So – although it may be uncomfortable - imagine the consequences of a similar period of mourning on the UK sports and events sector in the event of the death of a senior royal.   Unpalatable as it is for all of us, this is an event that will happen at some point

Britain’s sporting calendar is among the busiest in the world; from the almost daily schedule of football and rugby in the winter months to a celebrated summer embracing tennis at Wimbledon, racing at Ascot, The Open and British Grand Prix among other popular and high-profile events.

Should a member of the Royal Family pass at this time the financial impact on multiple events is likely to be severe and re-scheduling to recoup losses is nigh-on impossible.

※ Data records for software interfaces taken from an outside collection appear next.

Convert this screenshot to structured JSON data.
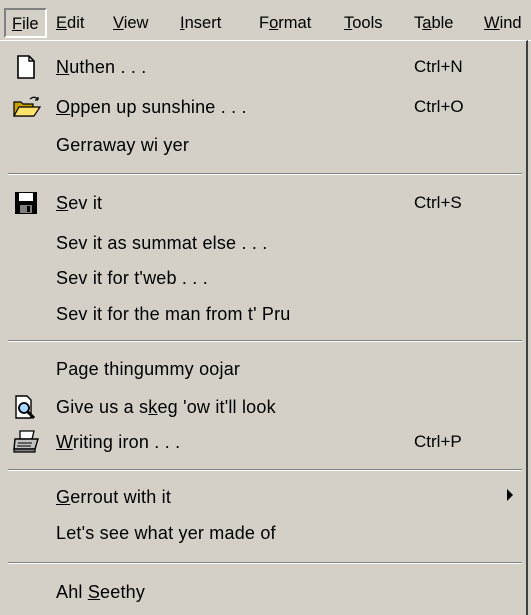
{
  "menubar": {
    "items": [
      {
        "label": "File",
        "mnemonic": "F"
      },
      {
        "label": "Edit",
        "mnemonic": "E"
      },
      {
        "label": "View",
        "mnemonic": "V"
      },
      {
        "label": "Insert",
        "mnemonic": "I"
      },
      {
        "label": "Format",
        "mnemonic": "o"
      },
      {
        "label": "Tools",
        "mnemonic": "T"
      },
      {
        "label": "Table",
        "mnemonic": "a"
      },
      {
        "label": "Wind",
        "mnemonic": "W"
      }
    ],
    "active": "File"
  },
  "file_menu": {
    "items": [
      {
        "pre": "",
        "u": "N",
        "post": "uthen . . .",
        "shortcut": "Ctrl+N",
        "icon": "new-document-icon"
      },
      {
        "pre": "",
        "u": "O",
        "post": "ppen up sunshine . . .",
        "shortcut": "Ctrl+O",
        "icon": "open-folder-icon"
      },
      {
        "pre": "Gerraway wi yer",
        "u": "",
        "post": "",
        "shortcut": "",
        "icon": ""
      },
      {
        "pre": "",
        "u": "S",
        "post": "ev it",
        "shortcut": "Ctrl+S",
        "icon": "floppy-disk-icon"
      },
      {
        "pre": "Sev it as summat else . . .",
        "u": "",
        "post": "",
        "shortcut": "",
        "icon": ""
      },
      {
        "pre": "Sev it for t'web . . .",
        "u": "",
        "post": "",
        "shortcut": "",
        "icon": ""
      },
      {
        "pre": "Sev it for the man from t' Pru",
        "u": "",
        "post": "",
        "shortcut": "",
        "icon": ""
      },
      {
        "pre": "Page thingummy oojar",
        "u": "",
        "post": "",
        "shortcut": "",
        "icon": ""
      },
      {
        "pre": "Give us a s",
        "u": "k",
        "post": "eg 'ow it'll look",
        "shortcut": "",
        "icon": "print-preview-icon"
      },
      {
        "pre": "",
        "u": "W",
        "post": "riting iron . . .",
        "shortcut": "Ctrl+P",
        "icon": "printer-icon"
      },
      {
        "pre": "",
        "u": "G",
        "post": "errout with it",
        "shortcut": "",
        "icon": "",
        "submenu": true
      },
      {
        "pre": "Let's see what yer made of",
        "u": "",
        "post": "",
        "shortcut": "",
        "icon": ""
      },
      {
        "pre": "Ahl ",
        "u": "S",
        "post": "eethy",
        "shortcut": "",
        "icon": ""
      }
    ]
  }
}
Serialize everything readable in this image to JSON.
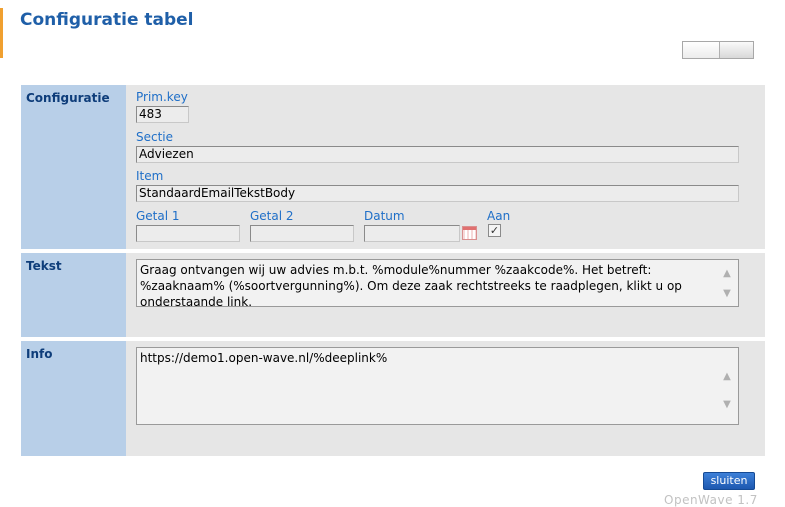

That puts the onus on rights owners to consider their particular situation and assess the risk to their events and the underlying business accordingly.  While some smart rights owners will have already developed protocols for a range of eventualities there’s a lot to think about… none of which is entirely predictable.

For example, if you are running a multi-day event do you simply cancel the moment you learn the bad news? Do you continue the day’s play and then cancel the remainder of the event? Do you end play for the day as a mark of respect and then resume the following day?

So much depends on the timing and circumstances of the death but one thing is certain; the reputational / PR damage to a sports event which doesn’t get the protocol right would be significant.

Managing financial loss is, of course a key consideration and standard cancellation insurance policies exclude national mourning although many insurers will extend to cover the death of individuals up to the age of 70 for no additional cost.

That certainly doesn’t embrace the older and most significant British Royals and means that rights owners, promoters and event managers have to assess their individual risk and take the appropriate cover.

At the time of writing, some degree of cover is available for events to extend the national mourning to include more senior members of the Royal Family. Clearly this will come at a cost and availability of cover will depend upon timing of the event, the financial limit and the number of days cover required. With information being sparse from the Palace around the likely protocols in these circumstances, rights holders need to analyse their potential exposure and establish the insurance options available. Decisions can then be made based on risk appetite and affordability.

As someone once pointed out, death – along with taxes – is life’s only certainty.  On this basis, events cannot afford to put their heads in the sand around this issue. Whether insurance is the eventual chosen route or not, due consideration to the potential exposures is essential.